I used to be the kind of horse owner who called the vet at the slightest sign of discomfort in my horses. If I didn't, I felt negligent.
Once, when we first moved to Spokane, my older horse, Red, got stuck in a hole. He was lying there very still with his feet in the air, and I thought he was dead, but when I rode the 4-wheeler out to him his eyes were open and blinking.
I called the vet.
Vets are usually great human beings--the best. I don't know if I've ever met one I didn't like a lot. Some of them even became personal friends. And this one was no different. He and his assisant came out and helped me get Red turned around so that he could get his feet under him. Then, we all stood around and chatted as we observed him to make sure he was 100%.
I felt great. (Though it was something I could have done myself.)
But there were other times vets couldn't help me, or they made mistakes which made matters much worse. I've never held it against them personally, but it has given me a mighty deal of skepticsm when it comes to large animal veterinary care. Some of these vets just don't have enough practical experience, or they deny practicality and rely too heavily on "Science".
So, now to why I'm bringing this subject up:
I went out Friday to find my old horse, Red, lame on the back left leg. He's a 29 year old Quarter Horse.
I put him into a 12x12 stall and inspected him top down and couldn't find any swelling, heat, or punctures. I pressure tested the hoof as well as I could without hoof testers. I couldn't find anything.
Next, I thought let's see how much pain he's in. I introduced Banamine at 1/4 dose. He starts to put it down after a couple hours. I introduce another 1/4 dose. He walks on it like it's A-OK.
I put in a call to my farrier who, it turns out, is traveling. We talk. He's willing to come by as soon as his plane lands, but I've already had him scheduled for Tuesday. I say, let's put it off to Tuesday.
My thinking: if I can keep him out of pain and confined and there's no swelling or puncture, I'm doing as much for him as anyone else could.

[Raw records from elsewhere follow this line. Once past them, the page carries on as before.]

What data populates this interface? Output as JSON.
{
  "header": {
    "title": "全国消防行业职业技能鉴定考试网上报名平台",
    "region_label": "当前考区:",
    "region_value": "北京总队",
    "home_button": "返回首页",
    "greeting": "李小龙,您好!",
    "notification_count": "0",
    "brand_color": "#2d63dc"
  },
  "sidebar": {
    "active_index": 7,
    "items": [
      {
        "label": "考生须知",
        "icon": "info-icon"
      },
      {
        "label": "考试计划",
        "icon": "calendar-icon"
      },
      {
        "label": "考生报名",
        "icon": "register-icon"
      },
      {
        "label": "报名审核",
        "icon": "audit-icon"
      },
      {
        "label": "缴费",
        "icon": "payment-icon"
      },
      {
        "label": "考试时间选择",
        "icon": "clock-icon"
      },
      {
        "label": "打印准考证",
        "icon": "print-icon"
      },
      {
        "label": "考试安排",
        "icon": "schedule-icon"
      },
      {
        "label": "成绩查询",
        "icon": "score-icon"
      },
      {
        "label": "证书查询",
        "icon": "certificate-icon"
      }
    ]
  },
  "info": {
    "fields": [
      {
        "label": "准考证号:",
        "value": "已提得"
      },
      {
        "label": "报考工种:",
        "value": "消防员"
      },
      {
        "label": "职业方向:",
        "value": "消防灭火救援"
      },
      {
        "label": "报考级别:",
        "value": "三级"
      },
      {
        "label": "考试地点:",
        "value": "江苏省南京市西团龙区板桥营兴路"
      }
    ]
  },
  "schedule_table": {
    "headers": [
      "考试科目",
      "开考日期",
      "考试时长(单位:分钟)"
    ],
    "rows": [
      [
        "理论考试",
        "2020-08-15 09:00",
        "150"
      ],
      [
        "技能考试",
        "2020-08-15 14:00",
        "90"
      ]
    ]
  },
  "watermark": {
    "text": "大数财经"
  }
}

Saturday: Banamine wears off. Red is on three legs. I halter him, walk him. He limps. Hmmmm....not good. Banamine at 1/2 dose. Red is standing on it and walking again.
Sunday: Same exact thing as Saturday, but now Red looks worse. Or, am I imagining? Maybe this wasn't such a good idea. Maybe there's a hairline fracture. Maybe Red is going to have to be put down.
Monday: I go out to feed this morning and Red is using his injured leg without Banamine. He's walking with a limp, but he's not afraid to put pressure on it. He pivots more comfortably. I give him 1/8 dose of Banamine...and wait.
Tomorrow is the day my farrier comes. My thinking now: If it's something that's fixable, either I can do it or my farrier (if it's an abscess). If it's a fracture, and therefore, for a 29 year old horse, unfixable, then the vet will be my last recourse. If he doesn't get better each day we'll call in the vet.
I'm lucky I have a lot of Banamine and Bute on hand because I have a good relationship with my vet who does trust my judgement and who, thank goodness, gives it to me as I think is appropriate.
Personally, I don't think Bute or Banamine should be by prescription only. If you're an irresponsible horse owner, there are a thousand ways you can abuse a horse--buying $40.00 tubes of Banamine is usually not one of them.
Do you know what Banamine is? It's Motrin for horses. We let humans buy themselves Motrin--why in the heck then do we have to have prescription to give our horses Motrin?!?!? It's a scam. A tube of Motrin (I mean Banamine) can cost you up to $40.00 from your vet--$20.00 on the internet (but you need a prescription, which you will NOT get because the vet wants to sell you the $40.00 tube). It's a scam! It's a scam! It's a scam! (Sorry, I had to vent.)
To sum it all up--my personal philosophy is that horse sense is often better than Science. There are things the vets are good at and there are areas where they are limited and either you (the one who sees the horse everyday) or a farrier with a lifetime of equine experience is better able to diagnose and treat.
I've lost two horses and they were both under vet care from the moment of injury or illness. In those two cases it wasn't the vet's fault. In one case they didn't have the proper equipment to diagnose--WSU was better equipped. In the other case, there was just nothing to be done. If I had to do over again, I'd call them out again in those two cases.
My horse, Cowboy, as you all know, was misdiagnosed and almost had to be put down because of Vet error. He was also treated from the moment of injury--and daily after that--until my third opinion. That is another story in itself if you haven't read it already on my blog. And that's probably the point at which I became a major skeptic, and the reason why for injuries that appear to be in the hoof, I call the farrier. Although his broken P-3 (coffin bone) presented itself as a broken leg.
As for today and Red's injury--I'm optimistic after seeing him this morning. If he can move on it better today without Banamine, that's a good sign. Although, he's not out of the woods yet, and things could change and the vet be out here, with his portable X-ray machine, very soon. But if it comes to that, things aren't looking very good for us.